Other Indie, Early 2017 Issue
The Engen Staff
Other Indie, Early 2017 Issue (amazon.ca)
Other Indie, Early 2017 Issue (chapters.ca)
Other Indie, Early 2017 Issue (amazon.com)
Other Indie, Early 2017 Issue (Barnes&Noble)
Kindle EBook: Other Indie, Early 2017 Issue (amazon.ca)
Kindle EBook: Other Indie, Early 2017 Issue (amazon.com)
Knight’s Surrender is a 2014 YA Fantasy novel by Heather Reilly and published through her own small-press publishing company, Reilly Books. This is the first novel in the Binding of the Almatraek series of a planned five books, three of which are currently available. This is the first in a series a reviews of quality indie fantasy leading up to our Spring 2017 release, Fantasy from the Rock.
From what I’m seeing of the fantasy genre, and I am new to it, the evolution of the genre happens not through innovations in setting or circumstance but through style. More than any other genre I can think of, fantasy reads best if you understand the history from which it came, and the authors that came before and (possibly) inspired the author, either knowingly or unknowlingly.
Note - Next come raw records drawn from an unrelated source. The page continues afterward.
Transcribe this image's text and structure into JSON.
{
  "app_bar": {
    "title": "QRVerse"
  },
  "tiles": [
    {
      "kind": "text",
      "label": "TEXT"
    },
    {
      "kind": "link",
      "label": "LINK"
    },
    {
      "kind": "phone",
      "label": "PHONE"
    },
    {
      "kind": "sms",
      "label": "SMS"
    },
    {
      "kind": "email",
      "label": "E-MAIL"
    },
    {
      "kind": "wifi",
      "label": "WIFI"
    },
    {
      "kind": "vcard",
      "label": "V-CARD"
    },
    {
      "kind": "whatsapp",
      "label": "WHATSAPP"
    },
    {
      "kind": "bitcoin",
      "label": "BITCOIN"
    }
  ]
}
To that end, I can see the connective tissue linking JRR Tolkien to George RR Martin, and now from George RR Martin to Heather Reilly. With each passing generation of fantasy scribe, elements of the previous are transferred over while adding twists and changes and refinement: that’s how the genre can seem to outwardly the same but so functionally different all these years later.